(Data extracted from a collection)
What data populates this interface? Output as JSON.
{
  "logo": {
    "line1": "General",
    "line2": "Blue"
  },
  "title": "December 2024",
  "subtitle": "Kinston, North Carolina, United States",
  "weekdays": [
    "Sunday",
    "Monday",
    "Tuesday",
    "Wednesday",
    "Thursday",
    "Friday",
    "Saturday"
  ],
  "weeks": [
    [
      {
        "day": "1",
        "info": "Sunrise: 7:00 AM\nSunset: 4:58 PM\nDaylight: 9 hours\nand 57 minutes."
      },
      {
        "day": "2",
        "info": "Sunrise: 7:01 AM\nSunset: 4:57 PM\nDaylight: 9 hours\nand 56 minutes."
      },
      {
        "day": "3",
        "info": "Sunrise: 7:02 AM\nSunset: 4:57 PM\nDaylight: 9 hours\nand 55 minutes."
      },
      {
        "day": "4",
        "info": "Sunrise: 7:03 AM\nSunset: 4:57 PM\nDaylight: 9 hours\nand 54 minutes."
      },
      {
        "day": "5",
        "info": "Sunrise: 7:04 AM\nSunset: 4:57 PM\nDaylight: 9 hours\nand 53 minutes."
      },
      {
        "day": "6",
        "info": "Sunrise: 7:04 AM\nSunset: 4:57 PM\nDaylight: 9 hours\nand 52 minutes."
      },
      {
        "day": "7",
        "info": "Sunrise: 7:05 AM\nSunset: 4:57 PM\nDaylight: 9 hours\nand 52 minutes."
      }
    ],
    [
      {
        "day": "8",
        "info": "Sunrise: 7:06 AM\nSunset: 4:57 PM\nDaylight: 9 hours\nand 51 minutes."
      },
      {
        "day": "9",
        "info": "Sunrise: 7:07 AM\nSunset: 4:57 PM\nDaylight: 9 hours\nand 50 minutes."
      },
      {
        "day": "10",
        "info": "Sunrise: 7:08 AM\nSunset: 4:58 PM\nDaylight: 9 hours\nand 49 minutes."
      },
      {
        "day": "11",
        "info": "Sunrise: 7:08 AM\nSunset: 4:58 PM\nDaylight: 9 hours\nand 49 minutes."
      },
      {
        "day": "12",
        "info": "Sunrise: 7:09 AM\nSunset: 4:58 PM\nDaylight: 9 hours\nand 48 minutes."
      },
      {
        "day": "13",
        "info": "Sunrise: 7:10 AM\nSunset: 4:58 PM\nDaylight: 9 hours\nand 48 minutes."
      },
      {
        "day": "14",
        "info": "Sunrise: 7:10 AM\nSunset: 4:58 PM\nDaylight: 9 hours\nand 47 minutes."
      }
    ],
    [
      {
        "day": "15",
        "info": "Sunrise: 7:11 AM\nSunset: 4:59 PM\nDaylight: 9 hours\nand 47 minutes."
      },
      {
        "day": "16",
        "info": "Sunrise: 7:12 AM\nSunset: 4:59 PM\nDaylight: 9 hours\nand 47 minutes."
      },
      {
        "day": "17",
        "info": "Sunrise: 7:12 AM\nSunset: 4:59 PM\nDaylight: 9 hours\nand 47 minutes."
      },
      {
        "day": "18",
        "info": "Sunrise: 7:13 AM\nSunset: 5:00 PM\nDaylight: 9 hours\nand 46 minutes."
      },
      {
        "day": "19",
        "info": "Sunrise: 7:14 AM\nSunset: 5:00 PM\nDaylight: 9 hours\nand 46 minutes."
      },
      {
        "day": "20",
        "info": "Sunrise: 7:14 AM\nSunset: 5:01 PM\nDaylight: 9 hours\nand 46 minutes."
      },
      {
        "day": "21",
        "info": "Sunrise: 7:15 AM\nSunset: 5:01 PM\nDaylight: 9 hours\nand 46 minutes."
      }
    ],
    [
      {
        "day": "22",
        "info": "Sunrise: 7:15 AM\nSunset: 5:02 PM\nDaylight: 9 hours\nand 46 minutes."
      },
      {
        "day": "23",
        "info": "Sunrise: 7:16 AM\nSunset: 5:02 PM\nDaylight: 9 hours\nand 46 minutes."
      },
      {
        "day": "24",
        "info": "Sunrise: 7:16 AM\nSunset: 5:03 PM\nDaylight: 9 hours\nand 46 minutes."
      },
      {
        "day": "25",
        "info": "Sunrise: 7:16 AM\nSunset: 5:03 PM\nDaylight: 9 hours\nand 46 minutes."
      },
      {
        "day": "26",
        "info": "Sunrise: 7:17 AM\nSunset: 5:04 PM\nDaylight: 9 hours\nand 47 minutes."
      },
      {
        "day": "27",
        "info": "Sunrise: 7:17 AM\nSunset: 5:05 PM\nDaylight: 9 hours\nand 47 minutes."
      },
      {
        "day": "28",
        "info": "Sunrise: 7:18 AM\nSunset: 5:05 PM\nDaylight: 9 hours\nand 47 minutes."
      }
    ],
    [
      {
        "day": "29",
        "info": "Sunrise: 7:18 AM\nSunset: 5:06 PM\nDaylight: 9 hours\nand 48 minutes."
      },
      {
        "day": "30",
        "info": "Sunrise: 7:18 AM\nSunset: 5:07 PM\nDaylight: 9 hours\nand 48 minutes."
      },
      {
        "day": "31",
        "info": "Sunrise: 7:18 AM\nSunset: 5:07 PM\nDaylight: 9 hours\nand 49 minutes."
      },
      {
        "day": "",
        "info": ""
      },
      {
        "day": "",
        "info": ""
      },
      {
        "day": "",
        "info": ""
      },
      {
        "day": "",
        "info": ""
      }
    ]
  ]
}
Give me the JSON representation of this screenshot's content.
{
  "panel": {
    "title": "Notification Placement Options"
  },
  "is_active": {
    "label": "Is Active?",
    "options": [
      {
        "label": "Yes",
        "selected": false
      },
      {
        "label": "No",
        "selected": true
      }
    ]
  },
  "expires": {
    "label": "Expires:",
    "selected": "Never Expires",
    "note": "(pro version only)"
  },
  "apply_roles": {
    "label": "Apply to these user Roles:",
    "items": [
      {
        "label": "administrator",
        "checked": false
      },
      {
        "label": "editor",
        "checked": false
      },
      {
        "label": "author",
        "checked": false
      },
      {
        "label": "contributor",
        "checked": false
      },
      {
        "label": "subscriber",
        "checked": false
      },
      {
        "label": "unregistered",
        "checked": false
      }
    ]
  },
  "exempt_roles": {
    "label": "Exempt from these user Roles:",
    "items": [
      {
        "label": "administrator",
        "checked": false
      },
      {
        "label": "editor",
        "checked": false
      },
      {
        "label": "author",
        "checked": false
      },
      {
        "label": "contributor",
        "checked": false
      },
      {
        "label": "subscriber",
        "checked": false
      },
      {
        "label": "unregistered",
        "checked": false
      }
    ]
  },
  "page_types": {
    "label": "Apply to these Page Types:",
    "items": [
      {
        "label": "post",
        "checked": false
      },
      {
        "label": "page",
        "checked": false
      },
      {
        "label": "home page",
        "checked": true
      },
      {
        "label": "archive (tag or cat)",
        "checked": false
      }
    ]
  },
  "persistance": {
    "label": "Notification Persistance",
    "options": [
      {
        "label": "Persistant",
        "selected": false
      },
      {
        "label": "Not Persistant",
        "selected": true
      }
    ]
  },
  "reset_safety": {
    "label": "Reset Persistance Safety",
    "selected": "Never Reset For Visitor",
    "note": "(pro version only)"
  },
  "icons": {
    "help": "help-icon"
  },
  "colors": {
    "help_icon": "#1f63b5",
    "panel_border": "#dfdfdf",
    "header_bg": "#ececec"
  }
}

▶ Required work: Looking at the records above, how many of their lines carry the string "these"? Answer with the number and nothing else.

▶ Exercise output: 3